The Bazaco Family


Doukénie Winery is a family run winery located in Loudoun County, DC’s Wine Country where guests feel the warmth and hospitality of the Bazaco family from the moment they enter the tasting room. The Bazacos trace their success back to Doukénie Babayanie Bacos, who at 14 years old boarded a boat for the journey to America. Doukénie’s daughter, the aptly named Hope, married the elder George Bazaco and had three young children of her own. Summers were spent at their Maplecrest farm near the town of Windham in Upstate New York. This retreat clearly sparked the agricultural imagination of Hope’s eldest son, George. “George would get up really early and work in the fields all day on an adjacent farm,” Hope recalls, “He would arrive on the front porch covered in mud and sweat but with a smile from ear to ear.”   

George followed in his father’s academic footsteps attending Virginia Tech.
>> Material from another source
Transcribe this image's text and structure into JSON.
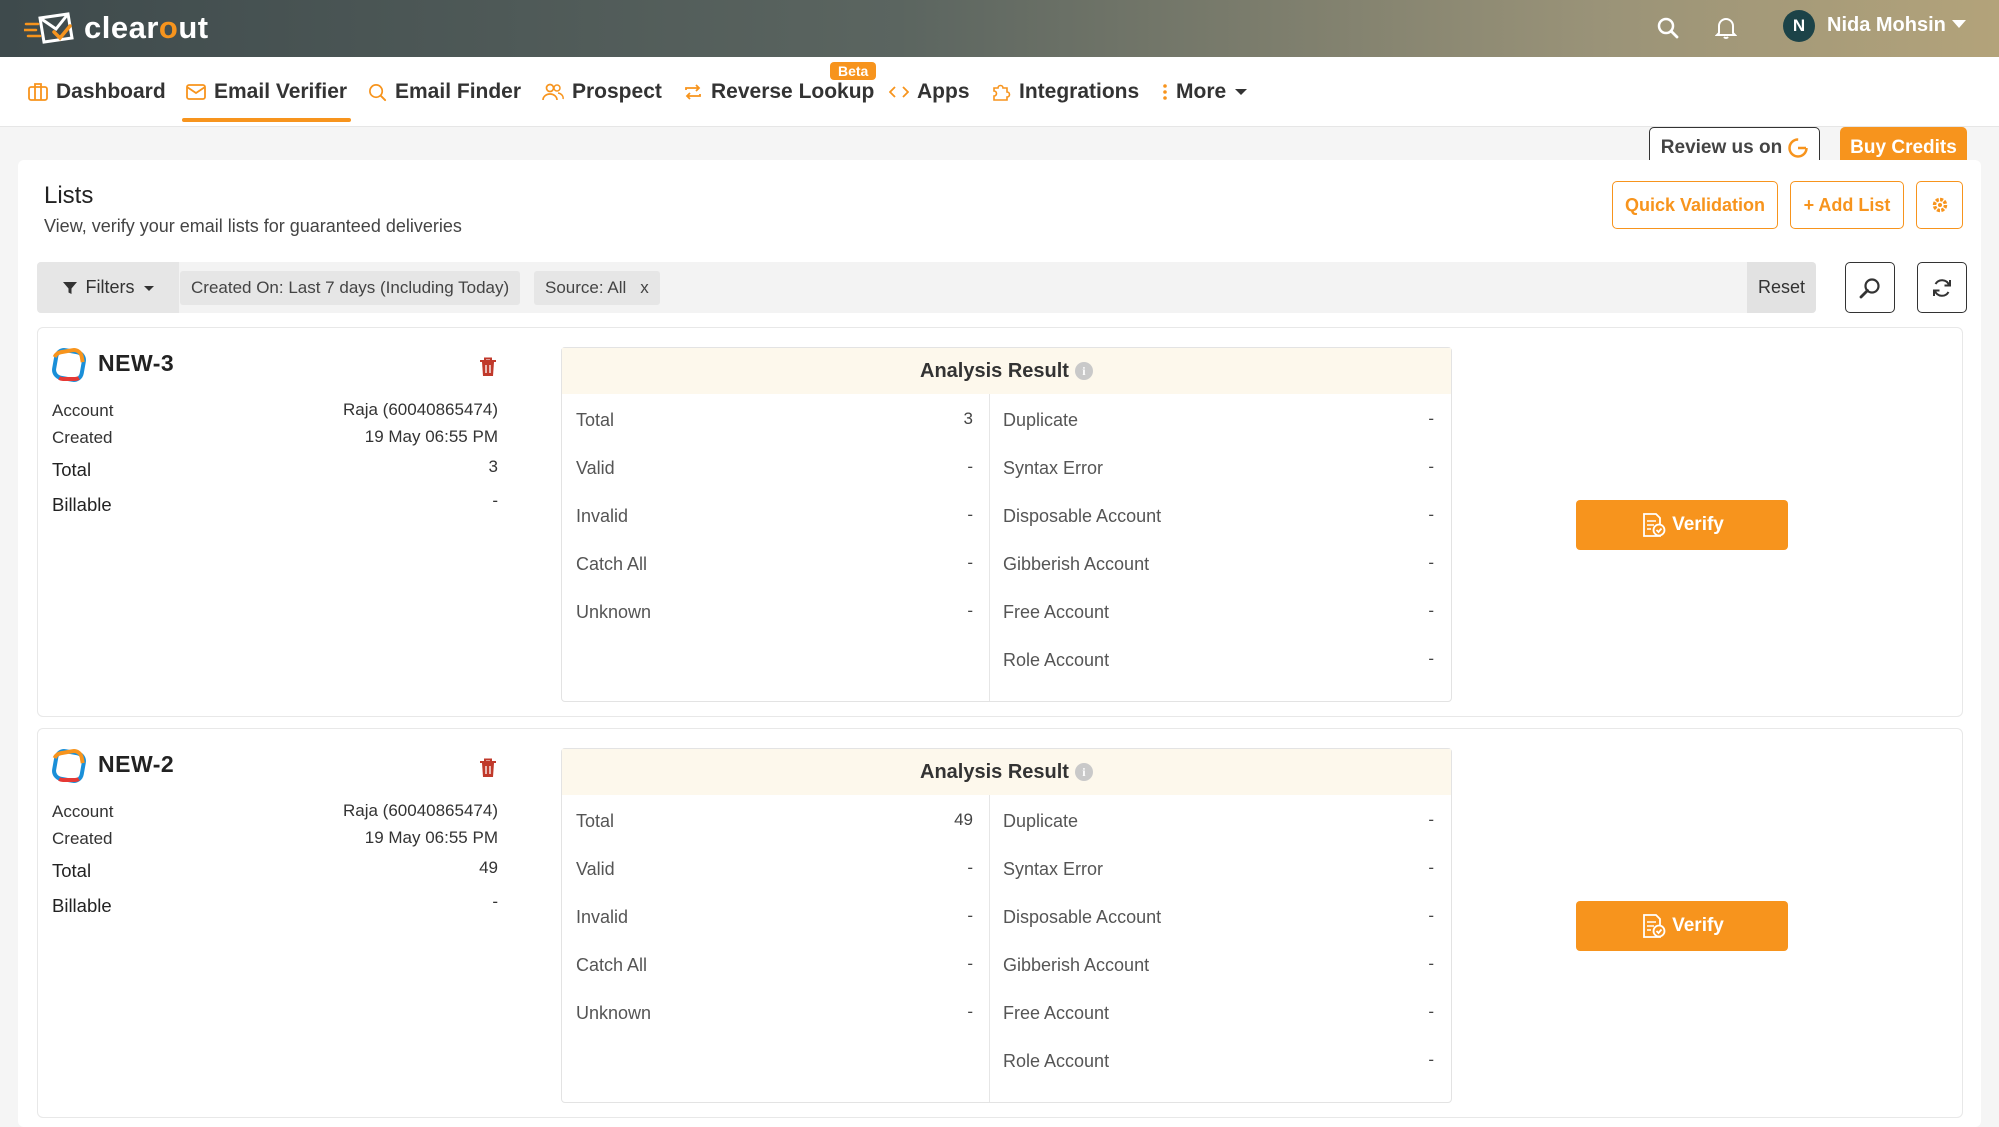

He was faced with a choice after his undergraduate studies to pursue a career in agriculture or medicine (his other calling). While he felt the strong pull of his agricultural ties, he also recalled that his grandmother had deferred her lifelong dream to become a doctor. He headed to Europe to study medicine with the clear intent he would work in the medical field but someday own a farm.
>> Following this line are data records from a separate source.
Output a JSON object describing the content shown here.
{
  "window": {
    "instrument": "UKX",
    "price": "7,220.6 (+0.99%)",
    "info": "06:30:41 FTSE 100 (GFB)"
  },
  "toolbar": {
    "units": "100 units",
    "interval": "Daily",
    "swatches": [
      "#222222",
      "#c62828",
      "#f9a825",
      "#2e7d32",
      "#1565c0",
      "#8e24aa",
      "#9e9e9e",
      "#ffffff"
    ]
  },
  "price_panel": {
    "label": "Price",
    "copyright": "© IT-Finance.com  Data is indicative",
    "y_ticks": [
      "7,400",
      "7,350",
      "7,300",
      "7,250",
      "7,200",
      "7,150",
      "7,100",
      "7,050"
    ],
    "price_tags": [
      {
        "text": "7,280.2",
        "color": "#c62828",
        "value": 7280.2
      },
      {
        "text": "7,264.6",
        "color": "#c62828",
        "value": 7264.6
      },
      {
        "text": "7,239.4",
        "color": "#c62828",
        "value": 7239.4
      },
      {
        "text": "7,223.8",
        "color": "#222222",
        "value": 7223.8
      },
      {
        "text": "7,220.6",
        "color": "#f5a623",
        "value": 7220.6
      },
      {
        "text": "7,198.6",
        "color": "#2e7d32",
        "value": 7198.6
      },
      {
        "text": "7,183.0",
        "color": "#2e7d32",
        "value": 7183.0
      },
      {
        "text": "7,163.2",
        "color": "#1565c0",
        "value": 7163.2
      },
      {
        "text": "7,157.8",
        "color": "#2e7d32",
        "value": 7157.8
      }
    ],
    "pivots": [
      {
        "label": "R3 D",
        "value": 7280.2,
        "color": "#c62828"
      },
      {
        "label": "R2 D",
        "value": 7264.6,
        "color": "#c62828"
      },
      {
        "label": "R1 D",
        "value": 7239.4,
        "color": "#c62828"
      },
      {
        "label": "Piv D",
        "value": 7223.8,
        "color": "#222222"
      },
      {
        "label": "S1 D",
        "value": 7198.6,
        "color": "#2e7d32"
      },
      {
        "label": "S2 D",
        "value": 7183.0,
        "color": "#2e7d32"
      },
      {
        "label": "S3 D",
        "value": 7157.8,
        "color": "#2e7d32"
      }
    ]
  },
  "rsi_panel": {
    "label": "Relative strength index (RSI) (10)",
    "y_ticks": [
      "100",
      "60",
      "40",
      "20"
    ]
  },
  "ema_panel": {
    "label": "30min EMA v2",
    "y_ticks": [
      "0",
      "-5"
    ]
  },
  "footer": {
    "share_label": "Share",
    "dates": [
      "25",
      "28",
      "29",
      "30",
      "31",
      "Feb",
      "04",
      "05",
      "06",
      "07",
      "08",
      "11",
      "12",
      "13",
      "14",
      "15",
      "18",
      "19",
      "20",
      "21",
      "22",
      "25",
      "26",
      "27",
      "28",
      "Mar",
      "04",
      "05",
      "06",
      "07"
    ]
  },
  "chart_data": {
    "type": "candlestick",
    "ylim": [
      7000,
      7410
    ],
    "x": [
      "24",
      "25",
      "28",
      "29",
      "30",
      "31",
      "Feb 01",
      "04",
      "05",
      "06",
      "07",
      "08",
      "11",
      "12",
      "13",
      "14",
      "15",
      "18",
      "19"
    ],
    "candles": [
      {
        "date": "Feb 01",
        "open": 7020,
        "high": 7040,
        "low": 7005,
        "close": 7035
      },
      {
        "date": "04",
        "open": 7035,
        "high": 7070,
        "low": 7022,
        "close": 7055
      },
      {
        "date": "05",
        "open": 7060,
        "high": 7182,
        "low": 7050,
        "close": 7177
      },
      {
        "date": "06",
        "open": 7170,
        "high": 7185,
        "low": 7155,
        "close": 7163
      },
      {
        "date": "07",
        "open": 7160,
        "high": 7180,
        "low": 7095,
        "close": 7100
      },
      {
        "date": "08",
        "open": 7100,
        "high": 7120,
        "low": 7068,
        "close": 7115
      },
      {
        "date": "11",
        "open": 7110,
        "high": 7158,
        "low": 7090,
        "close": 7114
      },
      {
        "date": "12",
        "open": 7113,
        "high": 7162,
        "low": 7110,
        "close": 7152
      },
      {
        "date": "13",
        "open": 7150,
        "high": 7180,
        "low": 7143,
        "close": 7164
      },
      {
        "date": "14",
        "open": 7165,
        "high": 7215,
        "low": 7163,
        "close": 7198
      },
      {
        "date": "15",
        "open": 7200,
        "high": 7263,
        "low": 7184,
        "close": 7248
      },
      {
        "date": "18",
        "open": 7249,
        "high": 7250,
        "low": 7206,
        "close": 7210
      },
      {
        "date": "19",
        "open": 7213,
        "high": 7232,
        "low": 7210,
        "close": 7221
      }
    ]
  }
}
In 1981, George and his wife Nicki purchased the first track of land in Loudoun County that is now Doukénie Winery. The land, at the foot of Short Hill Mountain, was being farmed for corn, hay and cattle. In 1986, the Bazaco’s decided to plant their first vineyard. The winery was constructed in 1995. In many ways, this activity takes the family full circle as the young Greek girl who was boarding the boat was leaving her farm where her father, a local sheriff, also was a winemaker.


Today, visitors to Doukénie often have the opportunity to meet Nicki in the tasting room and sample Hope’s homemade Baklava. If visitors are lucky, they may peer out over the vineyard and see a man on a tractor, smiling from ear to ear...that’s George Bazaco.